What you are asked to do
An exact copy is needed of the lines from the line holding "Read all visible content and emit it as JSON." through the final line of the listing below, both included.

......

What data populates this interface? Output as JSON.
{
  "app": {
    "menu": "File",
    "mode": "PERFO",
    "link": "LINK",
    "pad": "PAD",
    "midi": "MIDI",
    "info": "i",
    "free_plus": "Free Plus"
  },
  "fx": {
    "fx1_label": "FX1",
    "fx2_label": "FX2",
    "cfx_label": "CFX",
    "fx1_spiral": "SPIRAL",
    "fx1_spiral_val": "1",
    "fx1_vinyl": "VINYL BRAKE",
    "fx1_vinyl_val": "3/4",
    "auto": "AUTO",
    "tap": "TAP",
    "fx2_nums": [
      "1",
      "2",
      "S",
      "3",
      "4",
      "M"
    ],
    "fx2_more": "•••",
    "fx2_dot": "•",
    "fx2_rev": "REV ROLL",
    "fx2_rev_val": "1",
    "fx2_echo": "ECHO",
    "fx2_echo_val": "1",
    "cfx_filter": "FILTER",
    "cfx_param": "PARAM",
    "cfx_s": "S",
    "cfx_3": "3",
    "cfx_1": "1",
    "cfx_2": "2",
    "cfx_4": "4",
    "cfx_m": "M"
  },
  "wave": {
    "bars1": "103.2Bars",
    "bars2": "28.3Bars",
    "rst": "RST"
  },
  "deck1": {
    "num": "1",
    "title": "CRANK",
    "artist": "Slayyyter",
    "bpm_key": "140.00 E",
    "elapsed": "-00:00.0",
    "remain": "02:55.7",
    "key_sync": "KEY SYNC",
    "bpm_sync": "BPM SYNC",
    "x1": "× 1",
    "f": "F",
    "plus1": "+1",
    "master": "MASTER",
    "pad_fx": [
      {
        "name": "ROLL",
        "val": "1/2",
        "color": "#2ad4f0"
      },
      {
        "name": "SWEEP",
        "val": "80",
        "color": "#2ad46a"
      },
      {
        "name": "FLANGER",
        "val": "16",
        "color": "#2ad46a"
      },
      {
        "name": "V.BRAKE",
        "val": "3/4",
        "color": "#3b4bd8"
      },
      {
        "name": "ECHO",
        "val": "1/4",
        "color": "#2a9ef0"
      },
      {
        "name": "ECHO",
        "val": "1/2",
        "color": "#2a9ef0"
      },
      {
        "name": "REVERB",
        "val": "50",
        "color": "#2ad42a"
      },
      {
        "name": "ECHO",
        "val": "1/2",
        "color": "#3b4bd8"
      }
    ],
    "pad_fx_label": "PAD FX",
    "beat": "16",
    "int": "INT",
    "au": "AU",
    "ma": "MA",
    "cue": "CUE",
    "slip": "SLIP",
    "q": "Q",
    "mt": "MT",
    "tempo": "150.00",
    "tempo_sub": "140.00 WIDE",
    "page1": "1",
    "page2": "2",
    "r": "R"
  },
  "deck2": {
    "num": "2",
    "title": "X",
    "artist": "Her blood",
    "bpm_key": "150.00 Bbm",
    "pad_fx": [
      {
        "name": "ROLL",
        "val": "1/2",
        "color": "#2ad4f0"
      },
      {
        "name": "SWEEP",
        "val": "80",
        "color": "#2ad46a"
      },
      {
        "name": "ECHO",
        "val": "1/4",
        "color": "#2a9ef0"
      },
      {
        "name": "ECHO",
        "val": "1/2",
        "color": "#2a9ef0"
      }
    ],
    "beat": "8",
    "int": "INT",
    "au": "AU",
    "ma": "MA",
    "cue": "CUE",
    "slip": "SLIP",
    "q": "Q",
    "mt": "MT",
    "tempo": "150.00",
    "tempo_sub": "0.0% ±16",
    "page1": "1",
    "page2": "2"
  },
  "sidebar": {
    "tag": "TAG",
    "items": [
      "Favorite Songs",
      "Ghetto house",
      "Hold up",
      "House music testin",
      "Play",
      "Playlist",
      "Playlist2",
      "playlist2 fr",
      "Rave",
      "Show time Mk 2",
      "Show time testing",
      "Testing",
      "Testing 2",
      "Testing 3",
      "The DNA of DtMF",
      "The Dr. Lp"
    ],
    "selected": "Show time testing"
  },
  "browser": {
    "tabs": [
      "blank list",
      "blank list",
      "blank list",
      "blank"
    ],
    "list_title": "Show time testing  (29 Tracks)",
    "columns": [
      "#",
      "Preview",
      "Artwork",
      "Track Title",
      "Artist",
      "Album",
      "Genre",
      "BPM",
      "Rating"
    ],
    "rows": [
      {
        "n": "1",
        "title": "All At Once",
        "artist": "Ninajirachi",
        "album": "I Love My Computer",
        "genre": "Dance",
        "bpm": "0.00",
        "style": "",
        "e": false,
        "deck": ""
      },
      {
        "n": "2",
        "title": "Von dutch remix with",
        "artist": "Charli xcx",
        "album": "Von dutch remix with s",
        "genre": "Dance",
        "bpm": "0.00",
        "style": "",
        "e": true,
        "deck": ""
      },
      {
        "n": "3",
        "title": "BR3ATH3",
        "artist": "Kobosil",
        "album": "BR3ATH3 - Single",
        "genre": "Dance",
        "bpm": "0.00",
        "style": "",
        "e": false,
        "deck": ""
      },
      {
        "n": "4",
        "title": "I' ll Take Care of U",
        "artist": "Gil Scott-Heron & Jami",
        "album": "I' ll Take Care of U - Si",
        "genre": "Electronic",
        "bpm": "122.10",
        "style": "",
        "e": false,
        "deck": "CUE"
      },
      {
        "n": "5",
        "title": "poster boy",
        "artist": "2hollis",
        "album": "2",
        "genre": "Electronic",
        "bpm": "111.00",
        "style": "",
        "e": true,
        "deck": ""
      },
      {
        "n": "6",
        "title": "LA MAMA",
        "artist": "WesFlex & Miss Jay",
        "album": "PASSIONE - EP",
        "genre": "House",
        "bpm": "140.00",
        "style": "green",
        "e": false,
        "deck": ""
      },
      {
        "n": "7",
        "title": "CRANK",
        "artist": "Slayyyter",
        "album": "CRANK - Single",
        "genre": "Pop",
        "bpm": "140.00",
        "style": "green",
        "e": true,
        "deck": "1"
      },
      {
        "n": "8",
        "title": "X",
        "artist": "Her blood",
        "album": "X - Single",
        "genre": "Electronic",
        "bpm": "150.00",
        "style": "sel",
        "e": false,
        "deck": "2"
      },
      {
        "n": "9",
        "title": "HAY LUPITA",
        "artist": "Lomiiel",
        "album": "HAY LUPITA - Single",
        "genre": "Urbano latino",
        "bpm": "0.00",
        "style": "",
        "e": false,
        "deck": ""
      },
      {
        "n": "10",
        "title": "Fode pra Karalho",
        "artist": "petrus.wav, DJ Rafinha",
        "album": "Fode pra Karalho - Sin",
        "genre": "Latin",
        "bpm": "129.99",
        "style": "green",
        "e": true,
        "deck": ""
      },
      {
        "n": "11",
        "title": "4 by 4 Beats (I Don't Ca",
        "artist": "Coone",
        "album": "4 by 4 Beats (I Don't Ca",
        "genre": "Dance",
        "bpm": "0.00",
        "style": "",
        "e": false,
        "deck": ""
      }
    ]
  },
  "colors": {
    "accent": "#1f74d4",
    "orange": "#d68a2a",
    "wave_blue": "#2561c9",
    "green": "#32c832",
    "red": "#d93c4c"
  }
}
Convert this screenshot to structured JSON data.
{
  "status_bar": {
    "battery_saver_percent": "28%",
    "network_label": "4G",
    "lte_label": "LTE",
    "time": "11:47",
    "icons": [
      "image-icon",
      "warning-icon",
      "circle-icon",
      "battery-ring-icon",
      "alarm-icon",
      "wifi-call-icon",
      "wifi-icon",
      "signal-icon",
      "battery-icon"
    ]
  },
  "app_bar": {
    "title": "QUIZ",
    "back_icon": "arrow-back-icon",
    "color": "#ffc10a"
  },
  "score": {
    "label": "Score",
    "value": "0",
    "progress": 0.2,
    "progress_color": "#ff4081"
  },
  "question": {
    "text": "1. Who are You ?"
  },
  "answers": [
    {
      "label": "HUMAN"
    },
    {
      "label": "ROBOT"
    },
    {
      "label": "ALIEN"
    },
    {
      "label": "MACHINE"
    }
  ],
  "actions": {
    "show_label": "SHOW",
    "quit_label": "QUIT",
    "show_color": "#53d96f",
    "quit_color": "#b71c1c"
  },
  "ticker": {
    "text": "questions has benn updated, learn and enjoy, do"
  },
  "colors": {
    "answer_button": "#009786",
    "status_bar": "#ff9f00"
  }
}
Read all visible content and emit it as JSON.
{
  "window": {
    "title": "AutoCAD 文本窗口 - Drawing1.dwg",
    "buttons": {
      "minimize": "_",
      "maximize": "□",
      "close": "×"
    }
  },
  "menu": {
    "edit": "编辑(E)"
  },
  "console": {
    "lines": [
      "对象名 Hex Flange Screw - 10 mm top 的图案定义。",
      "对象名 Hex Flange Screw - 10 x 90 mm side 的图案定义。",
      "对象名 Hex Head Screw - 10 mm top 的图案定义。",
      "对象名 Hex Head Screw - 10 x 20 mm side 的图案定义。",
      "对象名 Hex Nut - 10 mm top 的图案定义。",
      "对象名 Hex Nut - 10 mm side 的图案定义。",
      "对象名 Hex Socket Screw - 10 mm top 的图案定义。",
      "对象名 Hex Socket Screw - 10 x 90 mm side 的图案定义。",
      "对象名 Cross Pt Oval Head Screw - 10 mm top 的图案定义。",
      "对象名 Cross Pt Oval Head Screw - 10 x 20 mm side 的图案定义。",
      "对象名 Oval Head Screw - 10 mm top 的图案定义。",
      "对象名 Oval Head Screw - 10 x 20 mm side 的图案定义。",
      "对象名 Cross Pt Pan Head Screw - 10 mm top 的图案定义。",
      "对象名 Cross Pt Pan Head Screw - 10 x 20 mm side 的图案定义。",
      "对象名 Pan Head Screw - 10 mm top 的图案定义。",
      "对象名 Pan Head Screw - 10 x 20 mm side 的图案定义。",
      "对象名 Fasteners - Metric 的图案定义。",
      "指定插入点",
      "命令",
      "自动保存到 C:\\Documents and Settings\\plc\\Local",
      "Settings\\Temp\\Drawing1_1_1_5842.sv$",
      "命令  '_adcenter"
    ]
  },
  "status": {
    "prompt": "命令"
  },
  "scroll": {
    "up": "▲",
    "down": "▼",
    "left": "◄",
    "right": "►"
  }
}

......

Written response
Read all visible content and emit it as JSON.
{
  "window": {
    "title": "AutoCAD 文本窗口 - Drawing1.dwg",
    "buttons": {
      "minimize": "_",
      "maximize": "□",
      "close": "×"
    }
  },
  "menu": {
    "edit": "编辑(E)"
  },
  "console": {
    "lines": [
      "对象名 Hex Flange Screw - 10 mm top 的图案定义。",
      "对象名 Hex Flange Screw - 10 x 90 mm side 的图案定义。",
      "对象名 Hex Head Screw - 10 mm top 的图案定义。",
      "对象名 Hex Head Screw - 10 x 20 mm side 的图案定义。",
      "对象名 Hex Nut - 10 mm top 的图案定义。",
      "对象名 Hex Nut - 10 mm side 的图案定义。",
      "对象名 Hex Socket Screw - 10 mm top 的图案定义。",
      "对象名 Hex Socket Screw - 10 x 90 mm side 的图案定义。",
      "对象名 Cross Pt Oval Head Screw - 10 mm top 的图案定义。",
      "对象名 Cross Pt Oval Head Screw - 10 x 20 mm side 的图案定义。",
      "对象名 Oval Head Screw - 10 mm top 的图案定义。",
      "对象名 Oval Head Screw - 10 x 20 mm side 的图案定义。",
      "对象名 Cross Pt Pan Head Screw - 10 mm top 的图案定义。",
      "对象名 Cross Pt Pan Head Screw - 10 x 20 mm side 的图案定义。",
      "对象名 Pan Head Screw - 10 mm top 的图案定义。",
      "对象名 Pan Head Screw - 10 x 20 mm side 的图案定义。",
      "对象名 Fasteners - Metric 的图案定义。",
      "指定插入点",
      "命令",
      "自动保存到 C:\\Documents and Settings\\plc\\Local",
      "Settings\\Temp\\Drawing1_1_1_5842.sv$",
      "命令  '_adcenter"
    ]
  },
  "status": {
    "prompt": "命令"
  },
  "scroll": {
    "up": "▲",
    "down": "▼",
    "left": "◄",
    "right": "►"
  }
}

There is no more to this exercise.